*Problem to solve*. What is needed here is each entry reproduced exactly, without its pictures.

*Provided records*.
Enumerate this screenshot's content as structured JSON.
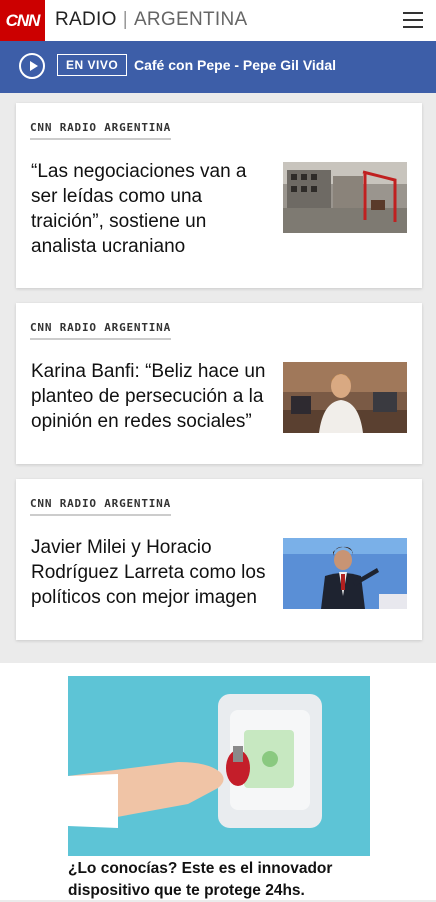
{
  "header": {
    "logo_text": "CNN",
    "brand_primary": "RADIO",
    "brand_secondary": "ARGENTINA",
    "menu_icon": "hamburger-menu-icon"
  },
  "live": {
    "badge": "EN VIVO",
    "program": "Café con Pepe - Pepe Gil Vidal",
    "play_icon": "play-icon"
  },
  "articles": [
    {
      "section": "CNN RADIO ARGENTINA",
      "title": "“Las negociaciones van a ser leídas como una traición”, sostiene un analista ucraniano"
    },
    {
      "section": "CNN RADIO ARGENTINA",
      "title": "Karina Banfi: “Beliz hace un planteo de persecución a la opinión en redes sociales”"
    },
    {
      "section": "CNN RADIO ARGENTINA",
      "title": "Javier Milei y Horacio Rodríguez Larreta como los políticos con mejor imagen"
    }
  ],
  "ad": {
    "caption": "¿Lo conocías? Este es el innovador dispositivo que te protege 24hs."
  },
  "colors": {
    "brand_red": "#cc0000",
    "live_bar": "#3d5ea8",
    "background": "#ebebeb"
  }
}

*Result for this exercise*.
Enumerate this screenshot's content as structured JSON.
{
  "header": {
    "logo_text": "CNN",
    "brand_primary": "RADIO",
    "brand_secondary": "ARGENTINA",
    "menu_icon": "hamburger-menu-icon"
  },
  "live": {
    "badge": "EN VIVO",
    "program": "Café con Pepe - Pepe Gil Vidal",
    "play_icon": "play-icon"
  },
  "articles": [
    {
      "section": "CNN RADIO ARGENTINA",
      "title": "“Las negociaciones van a ser leídas como una traición”, sostiene un analista ucraniano"
    },
    {
      "section": "CNN RADIO ARGENTINA",
      "title": "Karina Banfi: “Beliz hace un planteo de persecución a la opinión en redes sociales”"
    },
    {
      "section": "CNN RADIO ARGENTINA",
      "title": "Javier Milei y Horacio Rodríguez Larreta como los políticos con mejor imagen"
    }
  ],
  "ad": {
    "caption": "¿Lo conocías? Este es el innovador dispositivo que te protege 24hs."
  },
  "colors": {
    "brand_red": "#cc0000",
    "live_bar": "#3d5ea8",
    "background": "#ebebeb"
  }
}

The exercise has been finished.